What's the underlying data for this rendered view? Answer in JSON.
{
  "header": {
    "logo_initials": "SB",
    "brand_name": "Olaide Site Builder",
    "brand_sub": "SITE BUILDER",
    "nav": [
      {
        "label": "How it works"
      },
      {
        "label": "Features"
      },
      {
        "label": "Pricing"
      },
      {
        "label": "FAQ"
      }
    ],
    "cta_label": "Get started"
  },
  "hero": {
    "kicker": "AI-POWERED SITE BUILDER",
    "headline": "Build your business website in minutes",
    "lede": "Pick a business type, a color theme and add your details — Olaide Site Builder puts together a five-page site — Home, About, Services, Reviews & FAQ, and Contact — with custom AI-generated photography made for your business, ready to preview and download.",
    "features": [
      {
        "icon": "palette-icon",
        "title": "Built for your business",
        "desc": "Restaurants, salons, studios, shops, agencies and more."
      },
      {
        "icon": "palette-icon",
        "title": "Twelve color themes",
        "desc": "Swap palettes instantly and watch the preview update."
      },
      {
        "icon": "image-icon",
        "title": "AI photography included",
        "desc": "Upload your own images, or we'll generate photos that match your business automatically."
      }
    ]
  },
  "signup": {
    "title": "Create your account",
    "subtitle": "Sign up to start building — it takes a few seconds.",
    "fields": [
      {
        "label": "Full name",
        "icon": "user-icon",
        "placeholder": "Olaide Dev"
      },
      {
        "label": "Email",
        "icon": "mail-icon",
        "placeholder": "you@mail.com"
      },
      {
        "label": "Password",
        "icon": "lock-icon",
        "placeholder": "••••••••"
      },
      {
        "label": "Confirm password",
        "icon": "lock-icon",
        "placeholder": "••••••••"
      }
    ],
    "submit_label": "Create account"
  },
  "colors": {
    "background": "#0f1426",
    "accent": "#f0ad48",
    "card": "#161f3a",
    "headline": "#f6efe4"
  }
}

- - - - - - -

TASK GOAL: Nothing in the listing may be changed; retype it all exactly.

SOLUTION TO THE EXERCISE:
What's the underlying data for this rendered view? Answer in JSON.
{
  "header": {
    "logo_initials": "SB",
    "brand_name": "Olaide Site Builder",
    "brand_sub": "SITE BUILDER",
    "nav": [
      {
        "label": "How it works"
      },
      {
        "label": "Features"
      },
      {
        "label": "Pricing"
      },
      {
        "label": "FAQ"
      }
    ],
    "cta_label": "Get started"
  },
  "hero": {
    "kicker": "AI-POWERED SITE BUILDER",
    "headline": "Build your business website in minutes",
    "lede": "Pick a business type, a color theme and add your details — Olaide Site Builder puts together a five-page site — Home, About, Services, Reviews & FAQ, and Contact — with custom AI-generated photography made for your business, ready to preview and download.",
    "features": [
      {
        "icon": "palette-icon",
        "title": "Built for your business",
        "desc": "Restaurants, salons, studios, shops, agencies and more."
      },
      {
        "icon": "palette-icon",
        "title": "Twelve color themes",
        "desc": "Swap palettes instantly and watch the preview update."
      },
      {
        "icon": "image-icon",
        "title": "AI photography included",
        "desc": "Upload your own images, or we'll generate photos that match your business automatically."
      }
    ]
  },
  "signup": {
    "title": "Create your account",
    "subtitle": "Sign up to start building — it takes a few seconds.",
    "fields": [
      {
        "label": "Full name",
        "icon": "user-icon",
        "placeholder": "Olaide Dev"
      },
      {
        "label": "Email",
        "icon": "mail-icon",
        "placeholder": "you@mail.com"
      },
      {
        "label": "Password",
        "icon": "lock-icon",
        "placeholder": "••••••••"
      },
      {
        "label": "Confirm password",
        "icon": "lock-icon",
        "placeholder": "••••••••"
      }
    ],
    "submit_label": "Create account"
  },
  "colors": {
    "background": "#0f1426",
    "accent": "#f0ad48",
    "card": "#161f3a",
    "headline": "#f6efe4"
  }
}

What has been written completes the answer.